About this exercise:
Among the records that follow, how many lines include the string "title"? Only the number is wanted.

[Collected data]
-----

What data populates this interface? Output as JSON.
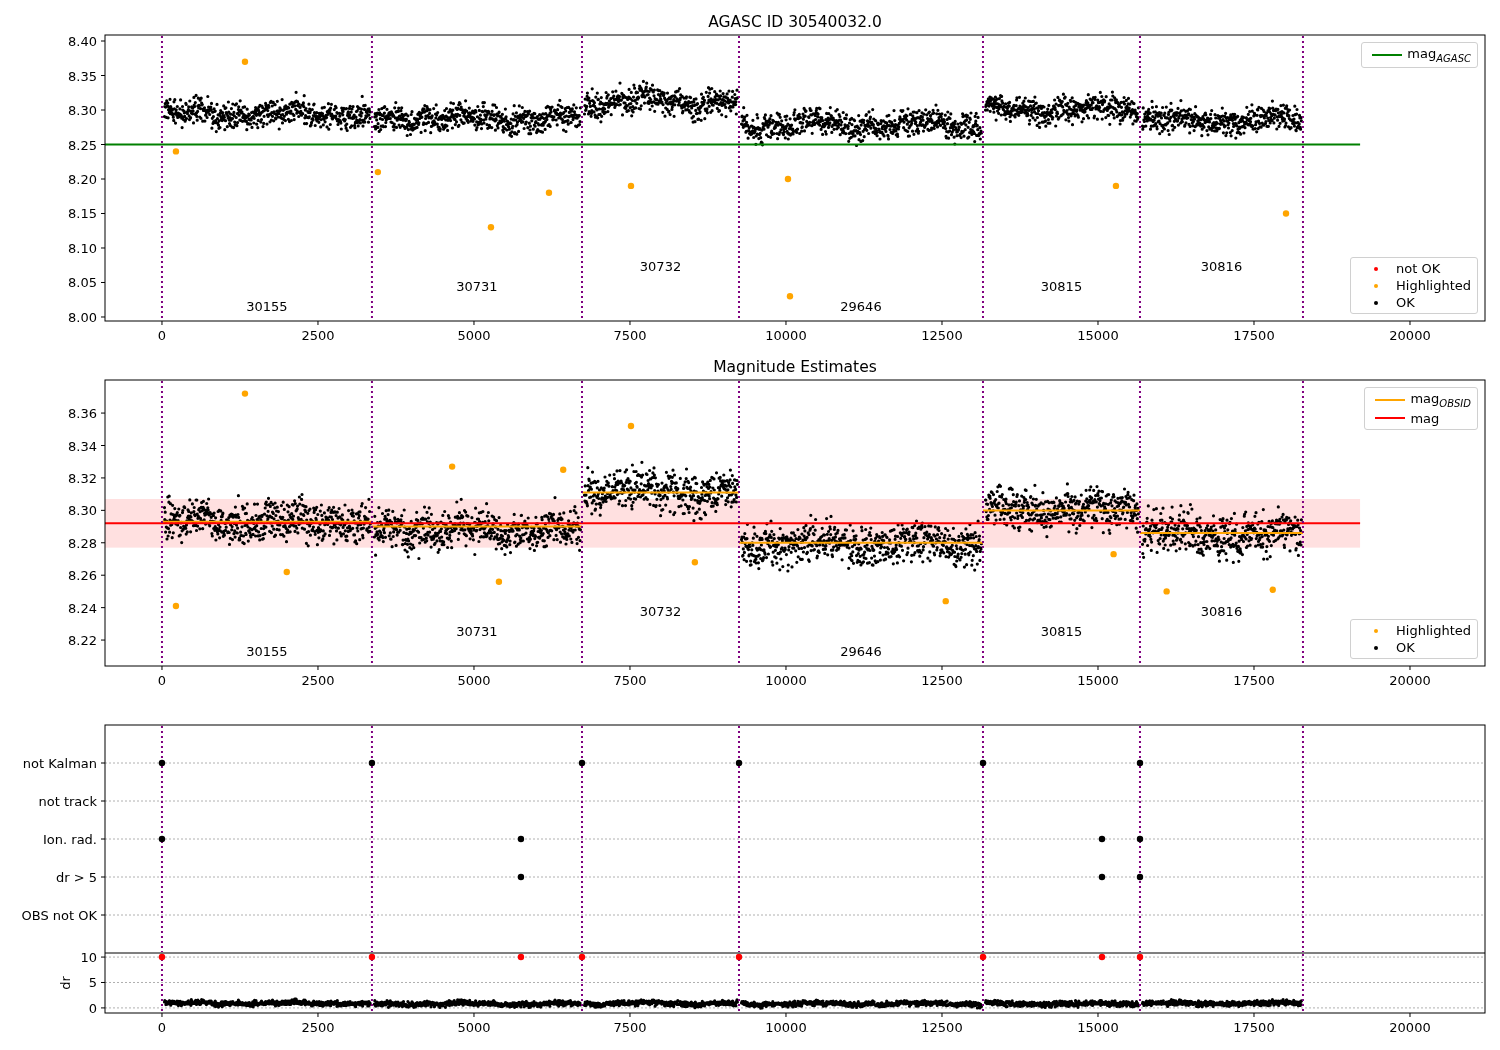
{
  "figure": {
    "charts": [
      {
        "chart_data": {
          "type": "scatter",
          "title": "AGASC ID 30540032.0",
          "xlim": [
            -913,
            21202
          ],
          "ylim": [
            7.9942,
            8.4087
          ],
          "xticks": [
            {
              "value": 0,
              "label": "0"
            },
            {
              "value": 2500,
              "label": "2500"
            },
            {
              "value": 5000,
              "label": "5000"
            },
            {
              "value": 7500,
              "label": "7500"
            },
            {
              "value": 10000,
              "label": "10000"
            },
            {
              "value": 12500,
              "label": "12500"
            },
            {
              "value": 15000,
              "label": "15000"
            },
            {
              "value": 17500,
              "label": "17500"
            },
            {
              "value": 20000,
              "label": "20000"
            }
          ],
          "yticks": [
            {
              "value": 8.0,
              "label": "8.00"
            },
            {
              "value": 8.05,
              "label": "8.05"
            },
            {
              "value": 8.1,
              "label": "8.10"
            },
            {
              "value": 8.15,
              "label": "8.15"
            },
            {
              "value": 8.2,
              "label": "8.20"
            },
            {
              "value": 8.25,
              "label": "8.25"
            },
            {
              "value": 8.3,
              "label": "8.30"
            },
            {
              "value": 8.35,
              "label": "8.35"
            },
            {
              "value": 8.4,
              "label": "8.40"
            }
          ],
          "series": [
            {
              "name": "mag$_{AGASC}$",
              "type": "line",
              "color": "#008000",
              "x": [
                -913,
                19200
              ],
              "values": [
                8.25,
                8.25
              ]
            },
            {
              "name": "not OK",
              "type": "scatter",
              "color": "#ff0000"
            },
            {
              "name": "Highlighted",
              "type": "scatter",
              "color": "#ffa500",
              "x": [
                224,
                1330,
                3460,
                5272,
                6202,
                7516,
                10032,
                10064,
                15288,
                18013
              ],
              "values": [
                8.24,
                8.37,
                8.21,
                8.13,
                8.18,
                8.19,
                8.2,
                8.03,
                8.19,
                8.15
              ]
            },
            {
              "name": "OK",
              "type": "scatter",
              "color": "#000000"
            }
          ],
          "ref_lines": [
            {
              "axis": "x",
              "value": 0
            },
            {
              "axis": "x",
              "value": 3365
            },
            {
              "axis": "x",
              "value": 6731
            },
            {
              "axis": "x",
              "value": 9247
            },
            {
              "axis": "x",
              "value": 13157
            },
            {
              "axis": "x",
              "value": 15673
            },
            {
              "axis": "x",
              "value": 18285
            }
          ],
          "annotations": [
            "30155",
            "30731",
            "30732",
            "29646",
            "30815",
            "30816"
          ]
        }
      },
      {
        "chart_data": {
          "type": "scatter",
          "title": "Magnitude Estimates",
          "xlim": [
            -913,
            21202
          ],
          "ylim": [
            8.204,
            8.3804
          ],
          "xticks": [
            {
              "value": 0,
              "label": "0"
            },
            {
              "value": 2500,
              "label": "2500"
            },
            {
              "value": 5000,
              "label": "5000"
            },
            {
              "value": 7500,
              "label": "7500"
            },
            {
              "value": 10000,
              "label": "10000"
            },
            {
              "value": 12500,
              "label": "12500"
            },
            {
              "value": 15000,
              "label": "15000"
            },
            {
              "value": 17500,
              "label": "17500"
            },
            {
              "value": 20000,
              "label": "20000"
            }
          ],
          "yticks": [
            {
              "value": 8.22,
              "label": "8.22"
            },
            {
              "value": 8.24,
              "label": "8.24"
            },
            {
              "value": 8.26,
              "label": "8.26"
            },
            {
              "value": 8.28,
              "label": "8.28"
            },
            {
              "value": 8.3,
              "label": "8.30"
            },
            {
              "value": 8.32,
              "label": "8.32"
            },
            {
              "value": 8.34,
              "label": "8.34"
            },
            {
              "value": 8.36,
              "label": "8.36"
            }
          ],
          "series": [
            {
              "name": "mag$_{OBSID}$",
              "type": "line",
              "color": "#ffa500",
              "x": [
                0,
                3365,
                null,
                3365,
                6731,
                null,
                6731,
                9247,
                null,
                9247,
                13157,
                null,
                13157,
                15673,
                null,
                15673,
                18285
              ],
              "values": [
                8.293,
                8.293,
                null,
                8.29,
                8.29,
                null,
                8.311,
                8.311,
                null,
                8.28,
                8.28,
                null,
                8.3,
                8.3,
                null,
                8.286,
                8.286
              ]
            },
            {
              "name": "mag",
              "type": "line",
              "color": "#ff0000",
              "x": [
                -913,
                19200
              ],
              "values": [
                8.292,
                8.292
              ]
            },
            {
              "name": "Highlighted",
              "type": "scatter",
              "color": "#ffa500",
              "x": [
                224,
                1330,
                2000,
                4650,
                5400,
                6430,
                7516,
                8540,
                12560,
                15250,
                16100,
                17800
              ],
              "values": [
                8.241,
                8.372,
                8.262,
                8.327,
                8.256,
                8.325,
                8.352,
                8.268,
                8.244,
                8.273,
                8.25,
                8.251
              ]
            },
            {
              "name": "OK",
              "type": "scatter",
              "color": "#000000"
            }
          ],
          "bands": [
            {
              "axis": "y",
              "from": 8.277,
              "to": 8.307,
              "color": "#ff0000"
            }
          ],
          "ref_lines": [
            {
              "axis": "x",
              "value": 0
            },
            {
              "axis": "x",
              "value": 3365
            },
            {
              "axis": "x",
              "value": 6731
            },
            {
              "axis": "x",
              "value": 9247
            },
            {
              "axis": "x",
              "value": 13157
            },
            {
              "axis": "x",
              "value": 15673
            },
            {
              "axis": "x",
              "value": 18285
            }
          ],
          "annotations": [
            "30155",
            "30731",
            "30732",
            "29646",
            "30815",
            "30816"
          ]
        }
      },
      {
        "chart_data": {
          "type": "scatter",
          "orientation": "horizontal",
          "grid": true,
          "xlim": [
            -913,
            21202
          ],
          "categories": [
            "not Kalman",
            "not track",
            "Ion. rad.",
            "dr > 5",
            "OBS not OK"
          ],
          "series": [
            {
              "color": "#000000",
              "values": [
                0,
                null,
                0,
                null,
                null
              ]
            },
            {
              "color": "#000000",
              "values": [
                3365,
                null,
                null,
                null,
                null
              ]
            },
            {
              "color": "#000000",
              "values": [
                null,
                null,
                5753,
                5753,
                null
              ]
            },
            {
              "color": "#000000",
              "values": [
                6731,
                null,
                null,
                null,
                null
              ]
            },
            {
              "color": "#000000",
              "values": [
                9247,
                null,
                null,
                null,
                null
              ]
            },
            {
              "color": "#000000",
              "values": [
                13157,
                null,
                null,
                null,
                null
              ]
            },
            {
              "color": "#000000",
              "values": [
                null,
                null,
                15064,
                15064,
                null
              ]
            },
            {
              "color": "#000000",
              "values": [
                15673,
                null,
                15673,
                15673,
                null
              ]
            }
          ],
          "ref_lines": [
            {
              "axis": "x",
              "value": 0
            },
            {
              "axis": "x",
              "value": 3365
            },
            {
              "axis": "x",
              "value": 6731
            },
            {
              "axis": "x",
              "value": 9247
            },
            {
              "axis": "x",
              "value": 13157
            },
            {
              "axis": "x",
              "value": 15673
            },
            {
              "axis": "x",
              "value": 18285
            }
          ]
        }
      },
      {
        "chart_data": {
          "type": "scatter",
          "ylabel": "dr",
          "grid": true,
          "xlim": [
            -913,
            21202
          ],
          "ylim": [
            -1,
            10.8
          ],
          "xticks": [
            {
              "value": 0,
              "label": "0"
            },
            {
              "value": 2500,
              "label": "2500"
            },
            {
              "value": 5000,
              "label": "5000"
            },
            {
              "value": 7500,
              "label": "7500"
            },
            {
              "value": 10000,
              "label": "10000"
            },
            {
              "value": 12500,
              "label": "12500"
            },
            {
              "value": 15000,
              "label": "15000"
            },
            {
              "value": 17500,
              "label": "17500"
            },
            {
              "value": 20000,
              "label": "20000"
            }
          ],
          "yticks": [
            {
              "value": 0,
              "label": "0"
            },
            {
              "value": 5,
              "label": "5"
            },
            {
              "value": 10,
              "label": "10"
            }
          ],
          "series": [
            {
              "type": "scatter",
              "color": "#ff0000",
              "x": [
                0,
                3365,
                5753,
                6731,
                9247,
                13157,
                15064,
                15673
              ],
              "values": [
                10,
                10,
                10,
                10,
                10,
                10,
                10,
                10
              ]
            }
          ],
          "ref_lines": [
            {
              "axis": "x",
              "value": 0
            },
            {
              "axis": "x",
              "value": 3365
            },
            {
              "axis": "x",
              "value": 6731
            },
            {
              "axis": "x",
              "value": 9247
            },
            {
              "axis": "x",
              "value": 13157
            },
            {
              "axis": "x",
              "value": 15673
            },
            {
              "axis": "x",
              "value": 18285
            }
          ]
        }
      }
    ]
  }
}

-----

Solution for this task:
2